And greening rains and balming tears went dry.
Fountain you were and unaware you flowed
As fountains do to all who come in thirst
Love mount you were whose white crest always glowed
Brightening nights with many a joyful burst.
Your ancestors, enlightenment and art
Vouchsafed you to our ephemeral times
A siren song that gladdens mind and heart
And tolls our bells with myriad mirthful chimes.
Like you, we’ll serve our turns and bravely die
But who will fill with smiles our swanless sky.
My acquaintance, which then formed into friendship with architect Assem Salam dates back to around 40 years. I was a member at the committee tasked with the development and expansion of Beirut Port, which was naturally presided by the Minister of Hydraulic and Electric Resources, as his title was back then. Assem Salam served as Vice-President of the committee, which also consisted of Dr. Khattar Chebli, architects Fayez Ahdab and Philippe Tawileh, and businessman Mounir Abou Haidar, all of who have passed away, leaving me to speak alone of the work and achievements of the committee. Read the rest of this entry »
Statement of the US State Department on November 14, 2012:
“We strongly condemn the barrage of rocket fire from Gaza into southern Israel, and we regret the death and injury of innocent Israeli and Palestinian civilians…There is no justification for the violence that Hamas and other terrorist organizations are employing against the people of Israel…We support Israel’s right to self-defense.”
However, when Shalit was detained by Hamas, the White House issued on June 24, 2011 the following statement:
“..As the anniversary of his capture approaches, the United States condemns in the strongest possible terms his continued detention, and joins other governments and international organizations around the world in calling on Hamas to release him immediately.”
It seems that Shalit’s case shook the world while the killing of Palestinians remains, paradoxically, a debatable matter.
Four-year-old Rana Arafah killed during an Israeli airstrike
When asked about the most prodigious phenomenon that has marveled the Lebanese since 1943, the Fairouz-Rahbani legacy is the first answer that would pop into one’s mind. Music in the Levant was fixated on Syrian hymns for many decades, before Ziryab came and established a unique and influential school of music in Al-Andalus in the 9th century. Much later, in the early 1920s, Aleppine and Iraqi Qudouds rose to popularity as an eminent musical genre. Sayyid Darwish, Abdul Wahhab and others also left their mark on the musical scene. However, the most sublime contribution offered to music in the Arab world was that of Assi Rahbani and Fairouz. Assi’s artistic works, songs and plays revived music in the Levant and gave it its most radiant luster, until his lyrics became part and parcel of our daily musical dictionary. If it weren’t for Fairouz, we and our children wouldn’t have had anything to listen to, except the exquisite lullabies that our grandmas used to sing us before bedtime, or the hit “Bous el-Wawa” and the like, which, our society is, sadly, mesmerized by. Read the rest of this entry »

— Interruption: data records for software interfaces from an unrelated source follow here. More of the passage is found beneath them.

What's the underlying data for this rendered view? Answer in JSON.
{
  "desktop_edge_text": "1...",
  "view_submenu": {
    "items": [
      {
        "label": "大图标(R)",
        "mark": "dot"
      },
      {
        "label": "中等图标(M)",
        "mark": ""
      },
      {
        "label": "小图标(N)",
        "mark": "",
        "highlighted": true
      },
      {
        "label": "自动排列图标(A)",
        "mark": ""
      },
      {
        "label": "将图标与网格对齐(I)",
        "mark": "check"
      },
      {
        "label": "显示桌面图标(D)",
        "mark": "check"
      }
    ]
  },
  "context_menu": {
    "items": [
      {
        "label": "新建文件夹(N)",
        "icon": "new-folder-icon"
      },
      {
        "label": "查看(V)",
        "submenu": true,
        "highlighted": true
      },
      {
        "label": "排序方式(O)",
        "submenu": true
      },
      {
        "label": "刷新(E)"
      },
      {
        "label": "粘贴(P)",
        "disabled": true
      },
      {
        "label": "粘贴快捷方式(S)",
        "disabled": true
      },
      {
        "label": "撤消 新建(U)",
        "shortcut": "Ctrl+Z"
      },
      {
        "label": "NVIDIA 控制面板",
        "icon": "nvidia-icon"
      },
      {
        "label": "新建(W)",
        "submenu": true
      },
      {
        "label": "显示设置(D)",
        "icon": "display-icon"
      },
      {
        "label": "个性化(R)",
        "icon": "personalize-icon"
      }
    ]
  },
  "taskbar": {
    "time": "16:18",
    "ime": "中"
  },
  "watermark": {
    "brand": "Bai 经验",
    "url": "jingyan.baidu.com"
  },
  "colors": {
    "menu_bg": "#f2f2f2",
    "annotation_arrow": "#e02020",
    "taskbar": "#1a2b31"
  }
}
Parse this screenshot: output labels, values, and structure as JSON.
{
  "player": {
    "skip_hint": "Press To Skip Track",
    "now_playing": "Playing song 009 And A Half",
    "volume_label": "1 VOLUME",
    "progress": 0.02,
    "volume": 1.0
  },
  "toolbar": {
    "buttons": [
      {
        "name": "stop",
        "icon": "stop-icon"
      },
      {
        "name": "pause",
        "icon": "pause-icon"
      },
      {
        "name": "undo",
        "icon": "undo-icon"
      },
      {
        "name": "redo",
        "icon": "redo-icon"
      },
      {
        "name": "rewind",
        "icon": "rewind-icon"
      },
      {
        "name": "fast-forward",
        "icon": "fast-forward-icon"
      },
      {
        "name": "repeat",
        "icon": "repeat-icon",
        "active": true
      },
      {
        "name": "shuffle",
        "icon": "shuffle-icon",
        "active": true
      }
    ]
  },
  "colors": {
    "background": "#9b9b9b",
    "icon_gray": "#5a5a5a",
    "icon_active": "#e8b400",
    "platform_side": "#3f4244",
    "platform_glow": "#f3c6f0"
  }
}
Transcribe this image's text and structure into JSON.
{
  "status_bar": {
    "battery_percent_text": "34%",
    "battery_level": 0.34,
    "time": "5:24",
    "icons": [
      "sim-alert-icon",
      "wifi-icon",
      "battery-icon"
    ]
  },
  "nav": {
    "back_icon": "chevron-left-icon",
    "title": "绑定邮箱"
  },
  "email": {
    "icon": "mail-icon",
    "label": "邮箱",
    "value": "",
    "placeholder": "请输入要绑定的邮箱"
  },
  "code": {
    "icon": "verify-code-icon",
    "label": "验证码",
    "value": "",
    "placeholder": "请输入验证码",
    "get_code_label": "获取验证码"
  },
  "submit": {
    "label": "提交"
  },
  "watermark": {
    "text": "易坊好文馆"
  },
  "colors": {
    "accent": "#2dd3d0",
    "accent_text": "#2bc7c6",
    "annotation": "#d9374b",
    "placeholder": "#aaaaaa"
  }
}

Lebanon’s lawyers elect their syndicate representatives, smoking and littering papers about their seats and the floor. This is a glimpse into Lebanon’s civilized image.
We all remember the monotonous refrain of the Lebanese political discourse, which often praised our so-called unique multi-sectarian mosaic. The refrain kept on resonating in the air despite the civil war, which stripped the mosaic of its uniqueness, and the melody still lingers on.
Are we more advanced than India when it comes to what we have accustomed ourselves to calling “coexistence”? Are the five million registered Lebanese, add to them the legendary, or rather mythical, fifteen million Lebanese expatriates, greater than one billion two hundred million Indians? Are we home to several hundred languages and miraculously succeeded in communicating with only one or three? Have we pulled off the biggest democracy in the world despite the presence of over forty three thousand races, classes, affiliations, clans, and “ingredients”? Have we achieved greater milestones in art, technology and manufacturing? We certainly have, for we are Lebanese. “Tell them that you are Lebanese,” says Lebanese folk singer Assi Hellani in his most popular hit. Read the rest of this entry »